That's interesting, but I hope he will take the next step and show that the tax rates actually affect labor supply. I assume such papers exist or Greg wouldn't have made this claim, but I am unaware of the papers he has in mind and would like to take a look at them. The work I am aware of, e.g. work by two of Mankiw's colleagues at Harvard discussed a year ago by Paul Krugman in a column called "French Family Values," is not supportive of the assertion that tax rates matter:

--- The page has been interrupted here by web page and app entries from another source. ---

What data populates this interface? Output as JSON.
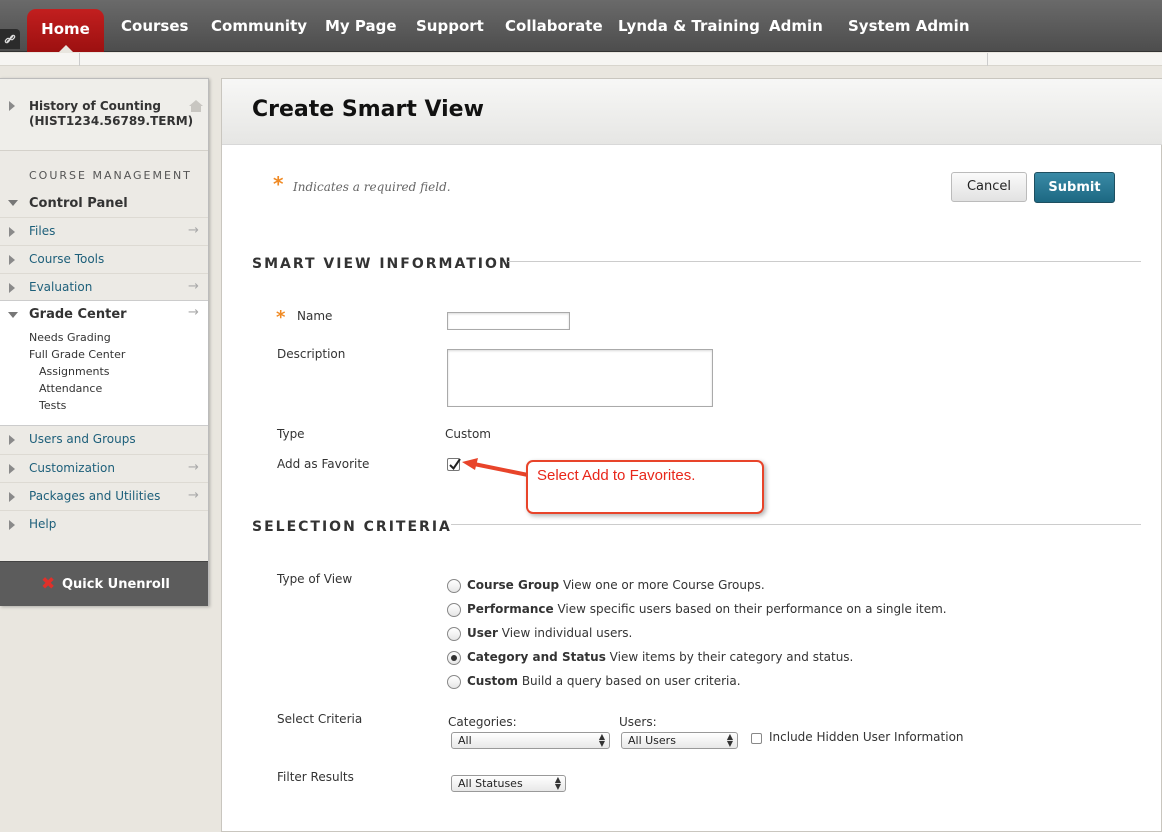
{
  "nav": {
    "tabs": [
      "Home",
      "Courses",
      "Community",
      "My Page",
      "Support",
      "Collaborate",
      "Lynda & Training",
      "Admin",
      "System Admin"
    ],
    "active_tab": "Home"
  },
  "course": {
    "title": "History of Counting (HIST1234.56789.TERM)"
  },
  "sidebar": {
    "section_label": "COURSE MANAGEMENT",
    "control_panel": "Control Panel",
    "items_top": [
      "Files",
      "Course Tools",
      "Evaluation"
    ],
    "grade_center": {
      "label": "Grade Center",
      "children": [
        "Needs Grading",
        "Full Grade Center",
        "Assignments",
        "Attendance",
        "Tests"
      ]
    },
    "items_bottom": [
      "Users and Groups",
      "Customization",
      "Packages and Utilities",
      "Help"
    ],
    "quick_unenroll": "Quick Unenroll"
  },
  "page": {
    "title": "Create Smart View",
    "required_note": "Indicates a required field.",
    "cancel_label": "Cancel",
    "submit_label": "Submit"
  },
  "smart_view_info": {
    "section_title": "SMART VIEW INFORMATION",
    "name_label": "Name",
    "name_value": "",
    "description_label": "Description",
    "description_value": "",
    "type_label": "Type",
    "type_value": "Custom",
    "favorite_label": "Add as Favorite",
    "favorite_checked": true
  },
  "callout": {
    "text": "Select Add to Favorites.",
    "color": "#e8442a"
  },
  "selection_criteria": {
    "section_title": "SELECTION CRITERIA",
    "type_of_view_label": "Type of View",
    "options": [
      {
        "title": "Course Group",
        "desc": "View one or more Course Groups.",
        "checked": false
      },
      {
        "title": "Performance",
        "desc": "View specific users based on their performance on a single item.",
        "checked": false
      },
      {
        "title": "User",
        "desc": "View individual users.",
        "checked": false
      },
      {
        "title": "Category and Status",
        "desc": "View items by their category and status.",
        "checked": true
      },
      {
        "title": "Custom",
        "desc": "Build a query based on user criteria.",
        "checked": false
      }
    ],
    "select_criteria_label": "Select Criteria",
    "categories_label": "Categories:",
    "categories_value": "All",
    "users_label": "Users:",
    "users_value": "All Users",
    "include_hidden_label": "Include Hidden User Information",
    "filter_results_label": "Filter Results",
    "filter_value": "All Statuses"
  },
  "colors": {
    "home_tab": "#b01818",
    "nav_bg": "#5a5a5a",
    "submit": "#2a7893",
    "required": "#f08a24",
    "link": "#1d5f7a"
  }
}
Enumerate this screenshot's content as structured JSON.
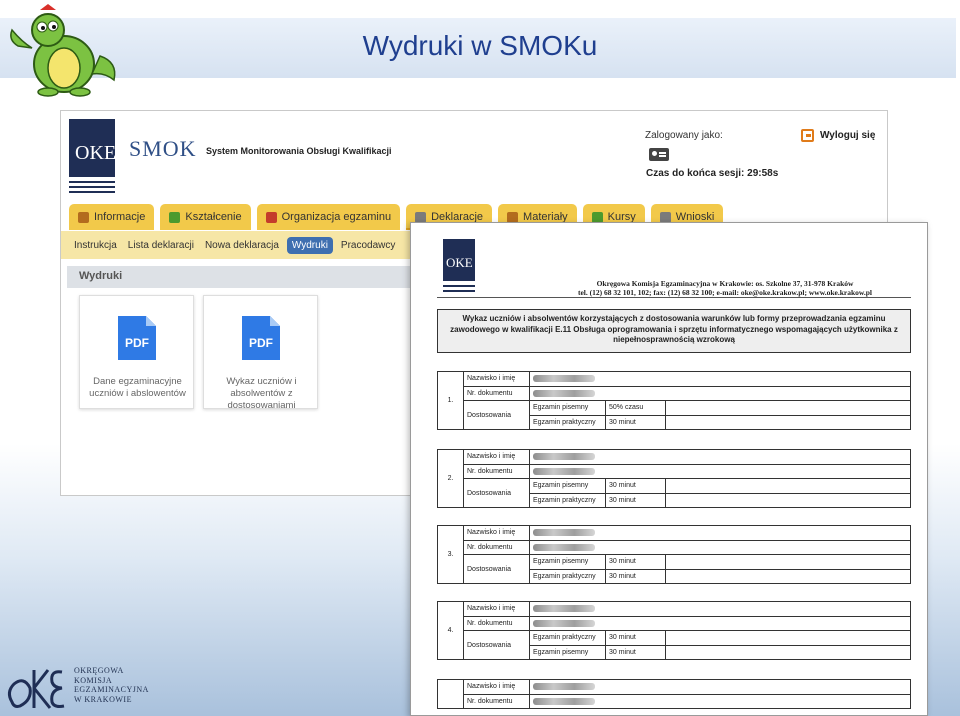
{
  "slide": {
    "title": "Wydruki w SMOKu"
  },
  "smok": {
    "app_name": "SMOK",
    "app_description": "System Monitorowania Obsługi Kwalifikacji",
    "logged_label": "Zalogowany jako:",
    "session_label": "Czas do końca sesji:",
    "session_time": "29:58s",
    "logout_label": "Wyloguj się",
    "tabs": [
      {
        "label": "Informacje",
        "icon": "home-icon"
      },
      {
        "label": "Kształcenie",
        "icon": "tree-icon"
      },
      {
        "label": "Organizacja egzaminu",
        "icon": "calendar-icon"
      },
      {
        "label": "Deklaracje",
        "icon": "edit-icon"
      },
      {
        "label": "Materiały",
        "icon": "package-icon"
      },
      {
        "label": "Kursy",
        "icon": "tree-icon"
      },
      {
        "label": "Wnioski",
        "icon": "document-icon"
      }
    ],
    "subnav": [
      "Instrukcja",
      "Lista deklaracji",
      "Nowa deklaracja",
      "Wydruki",
      "Pracodawcy"
    ],
    "active_subnav": "Wydruki",
    "section_title": "Wydruki",
    "cards": [
      {
        "icon": "pdf-icon",
        "label": "Dane egzaminacyjne uczniów i abslowentów"
      },
      {
        "icon": "pdf-icon",
        "label": "Wykaz uczniów i absolwentów z dostosowaniami"
      }
    ]
  },
  "document": {
    "header_line1": "Okręgowa Komisja Egzaminacyjna w Krakowie: os. Szkolne 37, 31-978 Kraków",
    "header_line2": "tel. (12) 68 32 101, 102; fax: (12) 68 32 100; e-mail: oke@oke.krakow.pl; www.oke.krakow.pl",
    "title": "Wykaz uczniów i absolwentów korzystających z dostosowania warunków lub formy przeprowadzania egzaminu zawodowego w kwalifikacji E.11 Obsługa oprogramowania i sprzętu informatycznego wspomagających użytkownika z niepełnosprawnością wzrokową",
    "labels": {
      "name": "Nazwisko i imię",
      "doc": "Nr. dokumentu",
      "adapt": "Dostosowania",
      "written": "Egzamin pisemny",
      "practical": "Egzamin praktyczny"
    },
    "students": [
      {
        "num": "1.",
        "exams": [
          {
            "type": "Egzamin pisemny",
            "value": "50% czasu"
          },
          {
            "type": "Egzamin praktyczny",
            "value": "30 minut"
          }
        ]
      },
      {
        "num": "2.",
        "exams": [
          {
            "type": "Egzamin pisemny",
            "value": "30 minut"
          },
          {
            "type": "Egzamin praktyczny",
            "value": "30 minut"
          }
        ]
      },
      {
        "num": "3.",
        "exams": [
          {
            "type": "Egzamin pisemny",
            "value": "30 minut"
          },
          {
            "type": "Egzamin praktyczny",
            "value": "30 minut"
          }
        ]
      },
      {
        "num": "4.",
        "exams": [
          {
            "type": "Egzamin praktyczny",
            "value": "30 minut"
          },
          {
            "type": "Egzamin pisemny",
            "value": "30 minut"
          }
        ]
      },
      {
        "num": "",
        "exams": []
      }
    ]
  },
  "footer": {
    "org_lines": [
      "OKRĘGOWA",
      "KOMISJA",
      "EGZAMINACYJNA",
      "W KRAKOWIE"
    ]
  }
}
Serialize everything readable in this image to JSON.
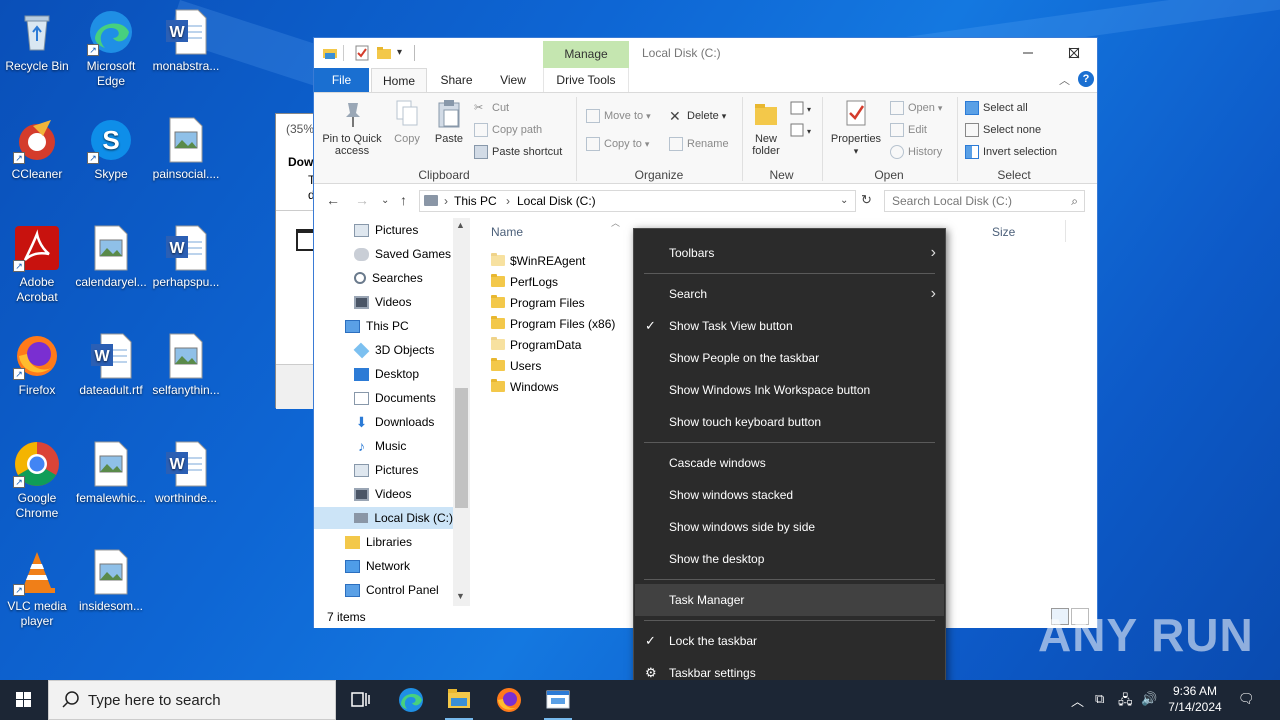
{
  "desktop": {
    "icons": [
      {
        "label": "Recycle Bin"
      },
      {
        "label": "Microsoft Edge"
      },
      {
        "label": "monabstra..."
      },
      {
        "label": "CCleaner"
      },
      {
        "label": "Skype"
      },
      {
        "label": "painsocial...."
      },
      {
        "label": "Adobe Acrobat"
      },
      {
        "label": "calendaryel..."
      },
      {
        "label": "perhapspu..."
      },
      {
        "label": "Firefox"
      },
      {
        "label": "dateadult.rtf"
      },
      {
        "label": "selfanythin..."
      },
      {
        "label": "Google Chrome"
      },
      {
        "label": "femalewhic..."
      },
      {
        "label": "worthinde..."
      },
      {
        "label": "VLC media player"
      },
      {
        "label": "insidesom..."
      }
    ],
    "watermark": "ANY RUN"
  },
  "background_window": {
    "progress_text": "(35%)",
    "title_fragment": "Dow",
    "line1": "T",
    "line2": "d"
  },
  "explorer": {
    "title": "Local Disk (C:)",
    "manage_tab": "Manage",
    "tabs": {
      "file": "File",
      "home": "Home",
      "share": "Share",
      "view": "View",
      "drive_tools": "Drive Tools"
    },
    "ribbon": {
      "clipboard": {
        "pin": "Pin to Quick access",
        "copy": "Copy",
        "paste": "Paste",
        "cut": "Cut",
        "copy_path": "Copy path",
        "paste_shortcut": "Paste shortcut",
        "label": "Clipboard"
      },
      "organize": {
        "move_to": "Move to",
        "copy_to": "Copy to",
        "delete": "Delete",
        "rename": "Rename",
        "label": "Organize"
      },
      "new": {
        "new_folder": "New folder",
        "label": "New"
      },
      "open": {
        "properties": "Properties",
        "open": "Open",
        "edit": "Edit",
        "history": "History",
        "label": "Open"
      },
      "select": {
        "select_all": "Select all",
        "select_none": "Select none",
        "invert": "Invert selection",
        "label": "Select"
      }
    },
    "address": {
      "crumbs": [
        "This PC",
        "Local Disk (C:)"
      ],
      "search_placeholder": "Search Local Disk (C:)"
    },
    "nav_items": [
      {
        "label": "Pictures"
      },
      {
        "label": "Saved Games"
      },
      {
        "label": "Searches"
      },
      {
        "label": "Videos"
      },
      {
        "label": "This PC"
      },
      {
        "label": "3D Objects"
      },
      {
        "label": "Desktop"
      },
      {
        "label": "Documents"
      },
      {
        "label": "Downloads"
      },
      {
        "label": "Music"
      },
      {
        "label": "Pictures"
      },
      {
        "label": "Videos"
      },
      {
        "label": "Local Disk (C:)"
      },
      {
        "label": "Libraries"
      },
      {
        "label": "Network"
      },
      {
        "label": "Control Panel"
      }
    ],
    "columns": {
      "name": "Name",
      "size": "Size"
    },
    "files": [
      {
        "name": "$WinREAgent"
      },
      {
        "name": "PerfLogs"
      },
      {
        "name": "Program Files"
      },
      {
        "name": "Program Files (x86)"
      },
      {
        "name": "ProgramData"
      },
      {
        "name": "Users"
      },
      {
        "name": "Windows"
      }
    ],
    "status": "7 items"
  },
  "context_menu": {
    "items": [
      {
        "label": "Toolbars"
      },
      {
        "label": "Search"
      },
      {
        "label": "Show Task View button"
      },
      {
        "label": "Show People on the taskbar"
      },
      {
        "label": "Show Windows Ink Workspace button"
      },
      {
        "label": "Show touch keyboard button"
      },
      {
        "label": "Cascade windows"
      },
      {
        "label": "Show windows stacked"
      },
      {
        "label": "Show windows side by side"
      },
      {
        "label": "Show the desktop"
      },
      {
        "label": "Task Manager"
      },
      {
        "label": "Lock the taskbar"
      },
      {
        "label": "Taskbar settings"
      }
    ]
  },
  "taskbar": {
    "search_placeholder": "Type here to search",
    "time": "9:36 AM",
    "date": "7/14/2024"
  }
}
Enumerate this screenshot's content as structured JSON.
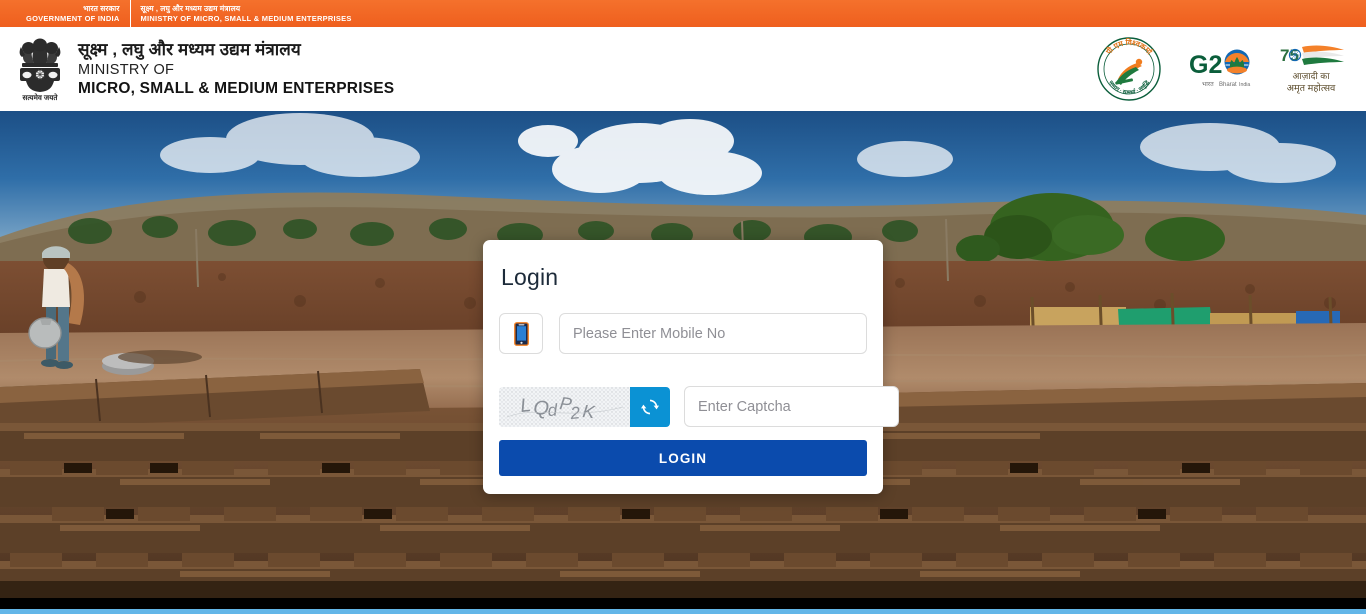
{
  "gov_bar": {
    "left_hi": "भारत सरकार",
    "left_en": "GOVERNMENT OF INDIA",
    "right_hi": "सूक्ष्म , लघु और मध्यम उद्यम मंत्रालय",
    "right_en": "MINISTRY OF MICRO, SMALL & MEDIUM ENTERPRISES",
    "bg_color": "#f26522"
  },
  "header": {
    "emblem_name": "national-emblem-of-india",
    "emblem_motto": "सत्यमेव जयते",
    "title_hi": "सूक्ष्म , लघु और मध्यम उद्यम मंत्रालय",
    "title_en_line1": "MINISTRY OF",
    "title_en_line2": "MICRO, SMALL & MEDIUM ENTERPRISES",
    "logos": [
      {
        "name": "pm-vishwakarma-logo",
        "text": "पी एम विश्वकर्मा",
        "sub": "सम्मान · सामर्थ्य · समृद्धि"
      },
      {
        "name": "g20-india-logo",
        "text": "G20",
        "sub": "भारत  Bharat  India"
      },
      {
        "name": "azadi-ka-amrit-mahotsav-logo",
        "text": "75",
        "sub_line1": "आज़ादी का",
        "sub_line2": "अमृत महोत्सव"
      }
    ]
  },
  "hero": {
    "name": "brick-kiln-workers-photo",
    "alt": "Brick kiln site with workers and stacked mud bricks"
  },
  "login": {
    "title": "Login",
    "mobile_icon": "mobile-phone-icon",
    "mobile_placeholder": "Please Enter Mobile No",
    "mobile_value": "",
    "captcha_text": "LQdP2K",
    "captcha_refresh_icon": "refresh-icon",
    "captcha_placeholder": "Enter Captcha",
    "captcha_value": "",
    "submit_label": "LOGIN",
    "submit_color": "#0b4bad",
    "refresh_color": "#0b92d4"
  },
  "footer": {
    "accent_color": "#63b6e8"
  }
}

I've been looking at a new study of international differences in working hours by Alberto Alesina and Edward Glaeser, at Harvard, and Bruce Sacerdote, at Dartmouth. The study's main point is that differences in government regulations, rather than culture (or taxes), explain why Europeans work less than Americans.
But the study also suggests that in this case, government regulations actually allow people to make a desirable tradeoff -- to modestly lower income in return for more time with friends and family -- the kind of deal an individual would find hard to negotiate. The authors write: ''It is hard to obtain more vacation for yourself from your employer and even harder, if you do, to coordinate with all your friends to get the same deal and go on vacation together.''
And they even offer some statistical evidence that working fewer hours makes Europeans happier, despite the loss of potential income.
It's not a definitive result, and as they note, the whole subject is ''politically charged.'' But let me make an observation: some of that political charge seems to have the wrong sign.
American conservatives despise European welfare states like France. Yet many of them stress the importance of ''family values.'' And whatever else you may say about French economic policies, they seem extremely supportive of the family as an institution. Senator Rick Santorum, are you reading this?
So, apparently the extra 19 cents per dollar French workers pay buys them something valuable, something more than worth the difference in taxes. Also, as noted on the original post on this, the 2003 paper is "Women in the Labour Force: How Well is Europe Doing?," by Christopher Pissarides, Pietro Garibaldi, Claudia Olivetti, Barbara Petrongolo and Etienne Wasmer does not support the hypothesis either (e.g the paper says "[W]ith some important exceptions, e.g., in the provision of subsidised child care, there are no clearcut correlations between female employment rates and measurable features of the welfare state. ..." contrary to the claims in the Mees project Syndicate article).